At the time, Scotiabank Dance Centre was the first purpose-built facility for dance in North America which had been expressly created for an entire community – rather than for just one company. The variety of studio sizes and floors are designed to meet the requirements of all kinds of dance styles, whether that’s ballet, contemporary, flamenco, tap, hip hop, or something totally different. Today I’m thrilled by the sheer range of what happens here – everything from professional rehearsals to community classes, performances and auditions, in every possible genre and style. This has created a new synergy which has contributed to raising the visibility and status of dance in Vancouver. The building has become a unique cultural hub – a community centre for dance, one might say – a place where people come together through dance.
What were the challenges?
There were certainly naysayers; people who were sceptical that we had any chance of success. There was no blueprint for this kind of facility, and it was a huge undertaking for one small non-profit. We were mandated by the funders to come up with a model where the facility would cover its own costs and be sustainable. But we did it. There was a huge fundraising effort. With the bank’s donation of land (hence the name Scotiabank Dance Centre), more donors came to the table, and confidence started to grow.

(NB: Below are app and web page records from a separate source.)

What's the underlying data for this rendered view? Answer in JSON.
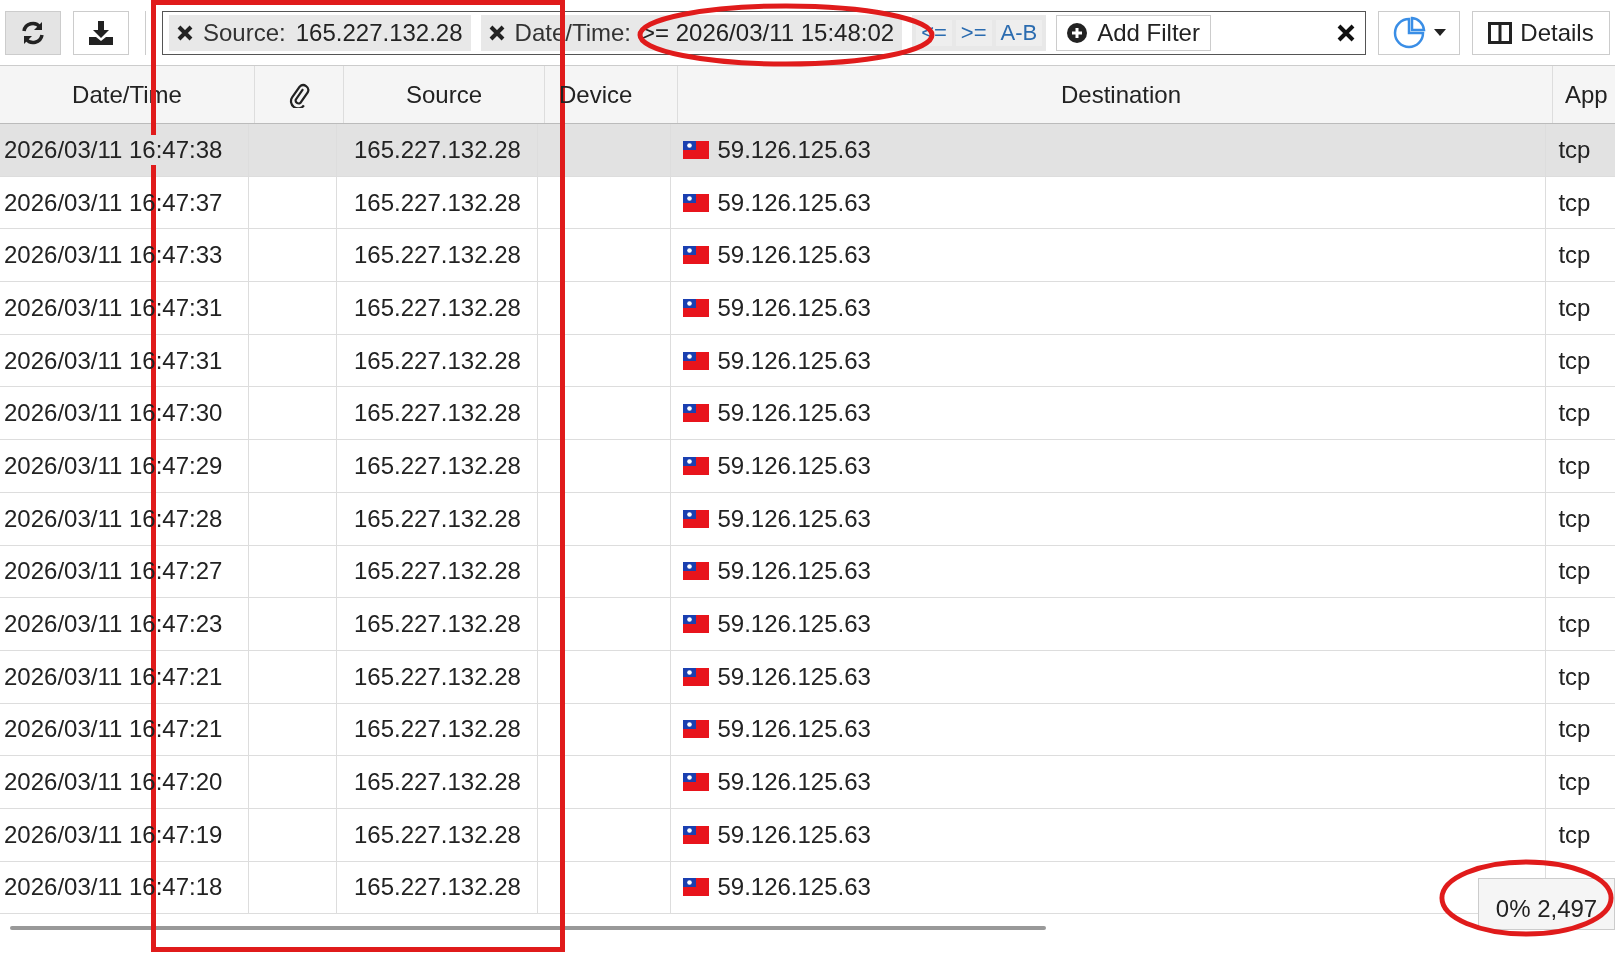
{
  "toolbar": {
    "refresh_pressed": true
  },
  "filters": [
    {
      "field": "Source:",
      "value": "165.227.132.28"
    },
    {
      "field": "Date/Time:",
      "value": ">= 2026/03/11 15:48:02",
      "circled": true
    }
  ],
  "operators": [
    "<=",
    ">=",
    "A-B"
  ],
  "add_filter": {
    "label": "Add Filter"
  },
  "details": {
    "label": "Details"
  },
  "table": {
    "columns": [
      "Date/Time",
      "",
      "Source",
      "Device",
      "Destination",
      "App"
    ],
    "source_column_boxed": true,
    "rows": [
      {
        "time": "2026/03/11 16:47:38",
        "source": "165.227.132.28",
        "destination": "59.126.125.63",
        "app": "tcp",
        "selected": true
      },
      {
        "time": "2026/03/11 16:47:37",
        "source": "165.227.132.28",
        "destination": "59.126.125.63",
        "app": "tcp",
        "selected": false
      },
      {
        "time": "2026/03/11 16:47:33",
        "source": "165.227.132.28",
        "destination": "59.126.125.63",
        "app": "tcp",
        "selected": false
      },
      {
        "time": "2026/03/11 16:47:31",
        "source": "165.227.132.28",
        "destination": "59.126.125.63",
        "app": "tcp",
        "selected": false
      },
      {
        "time": "2026/03/11 16:47:31",
        "source": "165.227.132.28",
        "destination": "59.126.125.63",
        "app": "tcp",
        "selected": false
      },
      {
        "time": "2026/03/11 16:47:30",
        "source": "165.227.132.28",
        "destination": "59.126.125.63",
        "app": "tcp",
        "selected": false
      },
      {
        "time": "2026/03/11 16:47:29",
        "source": "165.227.132.28",
        "destination": "59.126.125.63",
        "app": "tcp",
        "selected": false
      },
      {
        "time": "2026/03/11 16:47:28",
        "source": "165.227.132.28",
        "destination": "59.126.125.63",
        "app": "tcp",
        "selected": false
      },
      {
        "time": "2026/03/11 16:47:27",
        "source": "165.227.132.28",
        "destination": "59.126.125.63",
        "app": "tcp",
        "selected": false
      },
      {
        "time": "2026/03/11 16:47:23",
        "source": "165.227.132.28",
        "destination": "59.126.125.63",
        "app": "tcp",
        "selected": false
      },
      {
        "time": "2026/03/11 16:47:21",
        "source": "165.227.132.28",
        "destination": "59.126.125.63",
        "app": "tcp",
        "selected": false
      },
      {
        "time": "2026/03/11 16:47:21",
        "source": "165.227.132.28",
        "destination": "59.126.125.63",
        "app": "tcp",
        "selected": false
      },
      {
        "time": "2026/03/11 16:47:20",
        "source": "165.227.132.28",
        "destination": "59.126.125.63",
        "app": "tcp",
        "selected": false
      },
      {
        "time": "2026/03/11 16:47:19",
        "source": "165.227.132.28",
        "destination": "59.126.125.63",
        "app": "tcp",
        "selected": false
      },
      {
        "time": "2026/03/11 16:47:18",
        "source": "165.227.132.28",
        "destination": "59.126.125.63",
        "selected": false
      }
    ]
  },
  "count_badge": {
    "text": "0% 2,497",
    "circled": true
  }
}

Tell us about the opening
In August 2001 the then-Governor General, Adrienne Clarkson, came to dedicate the building to Canadian dance. There was a private sneak preview for donors and supporters in early September, to be followed a couple of weeks later by a public festival. And then 9/11 happened; it was a shocking moment, but we felt it was essential to continue, that art was needed more than ever. And thus it was! We had a week of commissioned performances, informal shows, and perhaps most memorably, the launch of Aeriosa, who thrilled thousands of people as they danced on the outside walls.
What are some of your favourite moments over the last 20 years?

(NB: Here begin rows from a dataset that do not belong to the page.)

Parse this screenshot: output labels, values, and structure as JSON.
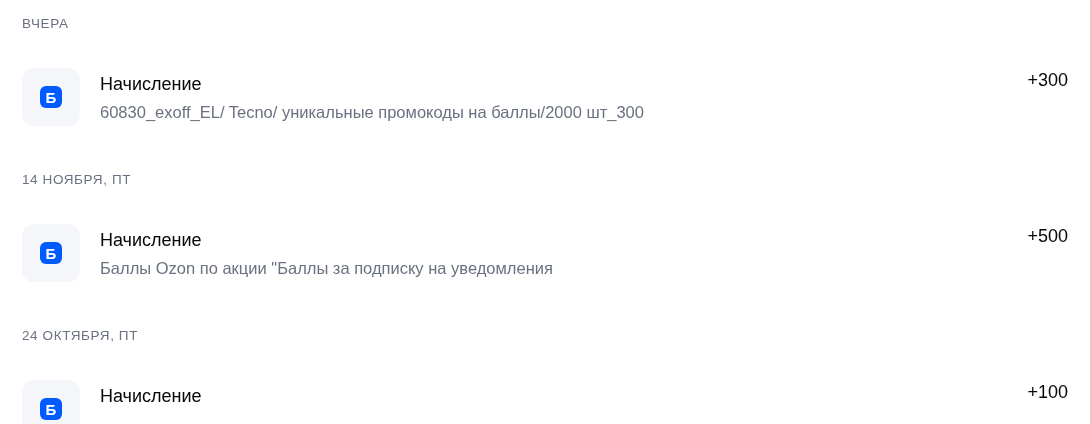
{
  "groups": [
    {
      "date": "ВЧЕРА",
      "operations": [
        {
          "badge": "Б",
          "title": "Начисление",
          "description": "60830_exoff_EL/ Tecno/ уникальные промокоды на баллы/2000 шт_300",
          "amount": "+300"
        }
      ]
    },
    {
      "date": "14 НОЯБРЯ, ПТ",
      "operations": [
        {
          "badge": "Б",
          "title": "Начисление",
          "description": "Баллы Ozon по акции \"Баллы за подписку на уведомления",
          "amount": "+500"
        }
      ]
    },
    {
      "date": "24 ОКТЯБРЯ, ПТ",
      "operations": [
        {
          "badge": "Б",
          "title": "Начисление",
          "amount": "+100"
        }
      ]
    }
  ]
}
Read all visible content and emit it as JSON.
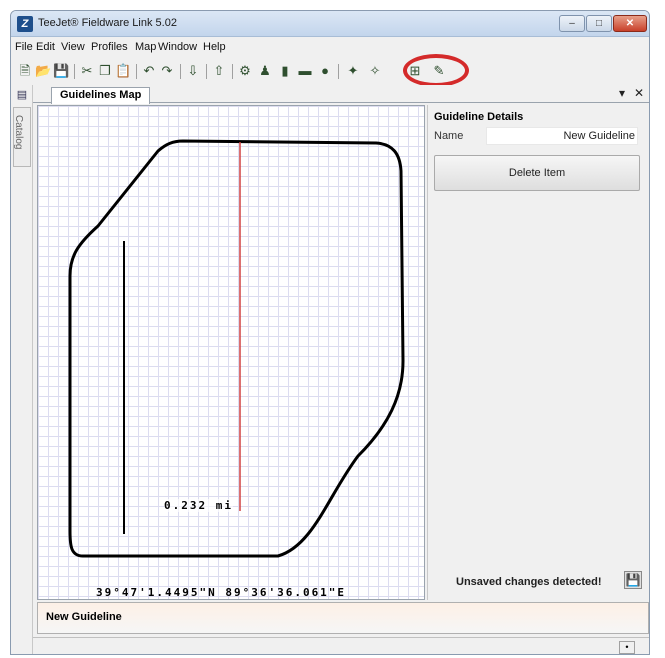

As I walk through the building every day I am inspired by seeing dancers at work; I enjoy meeting and touching base with them through unexpected encounters, hearing what they are up to and their ideas about dance. I feel proud of the work we have done here in Vancouver and what has been accomplished. Over the years I have shown international visitors around and they are in awe that we have such a place, so I am reminded over and over again of what we have achieved, the value a space such as this has for the development of dance.
I feel joy when artists find new ways of using the building and we are able to respond and support them; I am inspired by the many connections for our dance community that we have forged across the world because we have this facility. I get regular calls from across Canada and from colleagues in other sectors to ask how we did it… today there are many opportunities for artists (and challenges too of course) and I like to think that we opened the door to many new dreams.
What do you think the impact has been?
The overall goal of the building was very simply, to create a home for dance: to bring the dance community together, raise the overall visibility of dance, provide access to professional quality studios, and nurture a sense of inclusion – I believe we have met and continue to meet these objectives, indeed this is what we hear from our community on a regular basis. We are putting resources into nurturing local talent, and connecting them with the wider world of dance. Scotiabank Dance Centre has become a critical part of Vancouver’s cultural infrastructure; and we partner with festivals and organizations not only across Canada but internationally, positioning BC dance on the global stage.
Photos: Jarislowsky Studio/Gerry Kopelow; Scotiabank Dance Centre/TDC